* What the task asks *
Select all lines in the records that include "Dokumente".

* Record excerpts *
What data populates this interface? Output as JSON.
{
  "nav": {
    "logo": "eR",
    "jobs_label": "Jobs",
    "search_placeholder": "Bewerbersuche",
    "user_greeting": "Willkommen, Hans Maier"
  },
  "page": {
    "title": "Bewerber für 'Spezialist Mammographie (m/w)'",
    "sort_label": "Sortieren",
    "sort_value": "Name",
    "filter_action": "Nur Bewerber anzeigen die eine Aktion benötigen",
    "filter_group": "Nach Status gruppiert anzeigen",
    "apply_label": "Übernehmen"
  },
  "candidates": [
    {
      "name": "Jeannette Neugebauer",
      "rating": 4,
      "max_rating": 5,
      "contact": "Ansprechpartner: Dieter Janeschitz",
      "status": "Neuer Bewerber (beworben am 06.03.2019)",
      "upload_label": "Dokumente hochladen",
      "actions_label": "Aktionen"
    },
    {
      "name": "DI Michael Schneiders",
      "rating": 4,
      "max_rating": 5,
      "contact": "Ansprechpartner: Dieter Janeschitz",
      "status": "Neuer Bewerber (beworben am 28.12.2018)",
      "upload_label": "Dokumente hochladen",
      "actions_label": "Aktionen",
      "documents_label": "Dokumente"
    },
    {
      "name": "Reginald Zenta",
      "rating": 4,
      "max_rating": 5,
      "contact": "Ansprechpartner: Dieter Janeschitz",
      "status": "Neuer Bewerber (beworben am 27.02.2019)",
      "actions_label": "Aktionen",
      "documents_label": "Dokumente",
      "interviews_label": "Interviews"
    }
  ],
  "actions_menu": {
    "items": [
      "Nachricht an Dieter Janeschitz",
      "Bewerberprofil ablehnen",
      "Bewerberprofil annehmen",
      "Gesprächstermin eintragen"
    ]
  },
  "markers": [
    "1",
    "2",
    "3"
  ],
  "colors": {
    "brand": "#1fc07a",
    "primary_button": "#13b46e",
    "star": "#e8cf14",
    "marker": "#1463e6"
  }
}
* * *
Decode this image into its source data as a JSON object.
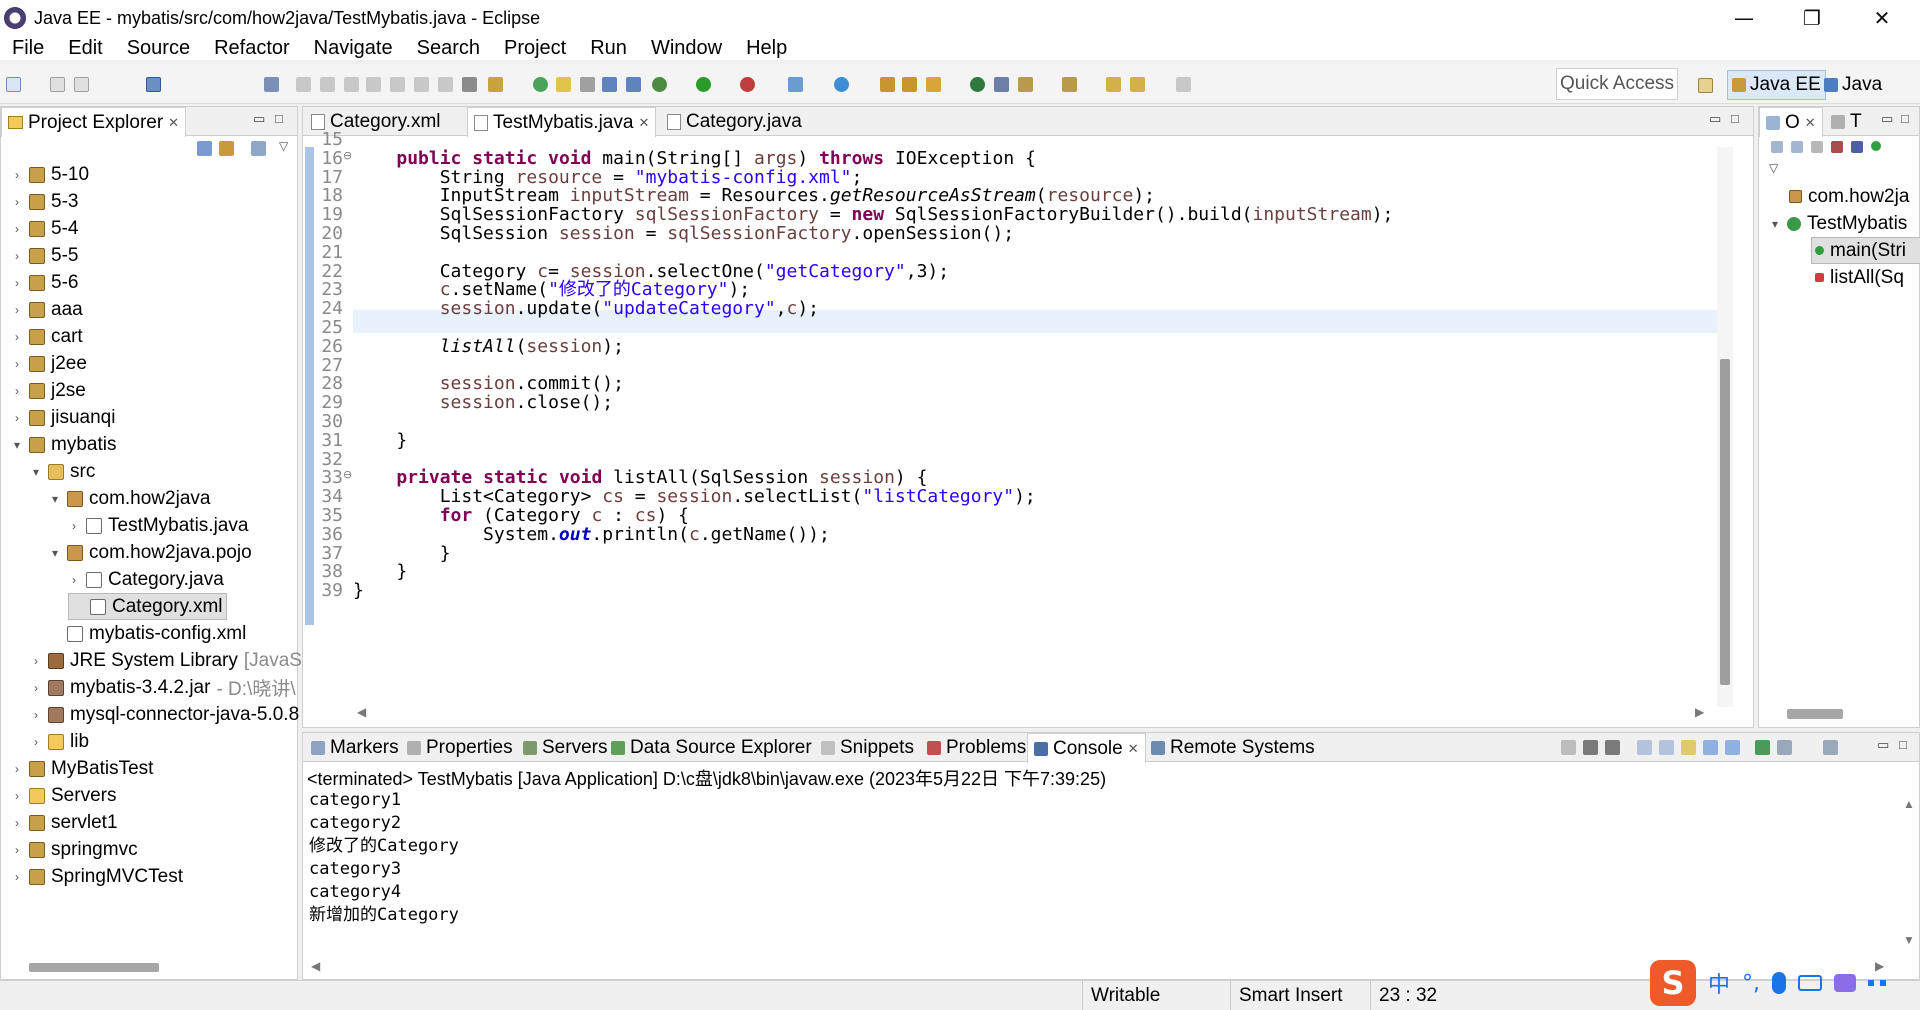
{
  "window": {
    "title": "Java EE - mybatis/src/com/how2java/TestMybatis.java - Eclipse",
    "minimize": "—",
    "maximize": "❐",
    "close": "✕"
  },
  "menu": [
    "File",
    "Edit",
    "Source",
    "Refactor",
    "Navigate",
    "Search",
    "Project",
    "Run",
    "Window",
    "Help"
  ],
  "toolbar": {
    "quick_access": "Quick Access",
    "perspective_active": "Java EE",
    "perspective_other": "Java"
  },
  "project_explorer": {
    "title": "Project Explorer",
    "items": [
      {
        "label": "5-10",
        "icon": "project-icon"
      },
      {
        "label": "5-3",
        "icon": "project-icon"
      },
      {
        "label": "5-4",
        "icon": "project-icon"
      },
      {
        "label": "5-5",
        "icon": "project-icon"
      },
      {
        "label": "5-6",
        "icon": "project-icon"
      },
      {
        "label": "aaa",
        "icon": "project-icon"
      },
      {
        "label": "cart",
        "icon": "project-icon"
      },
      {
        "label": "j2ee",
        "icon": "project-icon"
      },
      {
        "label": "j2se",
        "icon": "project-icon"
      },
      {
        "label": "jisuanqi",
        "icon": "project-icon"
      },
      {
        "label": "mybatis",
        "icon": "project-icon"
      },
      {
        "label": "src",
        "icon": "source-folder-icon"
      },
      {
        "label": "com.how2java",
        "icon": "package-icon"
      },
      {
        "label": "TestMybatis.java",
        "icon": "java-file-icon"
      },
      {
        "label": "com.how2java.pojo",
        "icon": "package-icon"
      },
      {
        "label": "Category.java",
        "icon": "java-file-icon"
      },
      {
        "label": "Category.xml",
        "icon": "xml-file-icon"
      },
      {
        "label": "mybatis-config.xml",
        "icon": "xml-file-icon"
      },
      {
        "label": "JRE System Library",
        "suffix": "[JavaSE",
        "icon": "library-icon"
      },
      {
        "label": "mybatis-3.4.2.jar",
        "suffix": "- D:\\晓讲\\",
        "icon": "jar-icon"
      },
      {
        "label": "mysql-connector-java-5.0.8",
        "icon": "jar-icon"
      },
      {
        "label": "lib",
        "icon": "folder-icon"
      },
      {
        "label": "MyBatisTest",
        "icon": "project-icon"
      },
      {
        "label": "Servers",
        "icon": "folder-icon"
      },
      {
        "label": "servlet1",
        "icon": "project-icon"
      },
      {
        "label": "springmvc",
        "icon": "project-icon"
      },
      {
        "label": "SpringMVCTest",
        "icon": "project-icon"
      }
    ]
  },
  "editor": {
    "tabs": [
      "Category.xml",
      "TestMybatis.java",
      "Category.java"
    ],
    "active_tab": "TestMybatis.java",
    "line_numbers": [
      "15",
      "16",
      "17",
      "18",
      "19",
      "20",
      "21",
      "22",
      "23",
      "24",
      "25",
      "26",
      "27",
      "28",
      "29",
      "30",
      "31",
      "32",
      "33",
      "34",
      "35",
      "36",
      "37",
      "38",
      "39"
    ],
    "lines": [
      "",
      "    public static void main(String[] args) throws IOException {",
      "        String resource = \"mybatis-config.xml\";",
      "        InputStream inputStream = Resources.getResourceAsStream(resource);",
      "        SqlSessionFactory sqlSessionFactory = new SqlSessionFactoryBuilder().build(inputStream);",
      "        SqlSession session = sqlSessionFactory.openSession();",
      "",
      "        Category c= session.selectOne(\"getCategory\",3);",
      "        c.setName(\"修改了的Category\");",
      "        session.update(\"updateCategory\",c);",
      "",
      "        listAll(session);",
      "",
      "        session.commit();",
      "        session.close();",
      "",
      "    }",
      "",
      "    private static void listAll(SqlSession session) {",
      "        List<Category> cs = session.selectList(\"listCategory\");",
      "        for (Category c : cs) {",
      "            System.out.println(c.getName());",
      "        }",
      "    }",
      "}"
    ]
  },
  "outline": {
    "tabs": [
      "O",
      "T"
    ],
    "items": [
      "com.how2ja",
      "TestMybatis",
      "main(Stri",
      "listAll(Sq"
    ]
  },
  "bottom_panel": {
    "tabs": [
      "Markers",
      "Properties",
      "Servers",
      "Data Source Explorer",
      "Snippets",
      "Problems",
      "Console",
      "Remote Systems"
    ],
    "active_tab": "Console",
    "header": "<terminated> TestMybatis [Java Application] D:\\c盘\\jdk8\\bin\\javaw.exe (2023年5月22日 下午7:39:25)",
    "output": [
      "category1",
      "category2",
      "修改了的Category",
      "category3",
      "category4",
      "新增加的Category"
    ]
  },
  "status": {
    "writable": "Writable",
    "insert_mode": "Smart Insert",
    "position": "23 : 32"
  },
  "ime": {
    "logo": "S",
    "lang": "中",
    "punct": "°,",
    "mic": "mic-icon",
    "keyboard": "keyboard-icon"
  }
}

* Result of the task *
      "upload_label": "Dokumente hochladen",
      "upload_label": "Dokumente hochladen",
      "documents_label": "Dokumente"
      "documents_label": "Dokumente",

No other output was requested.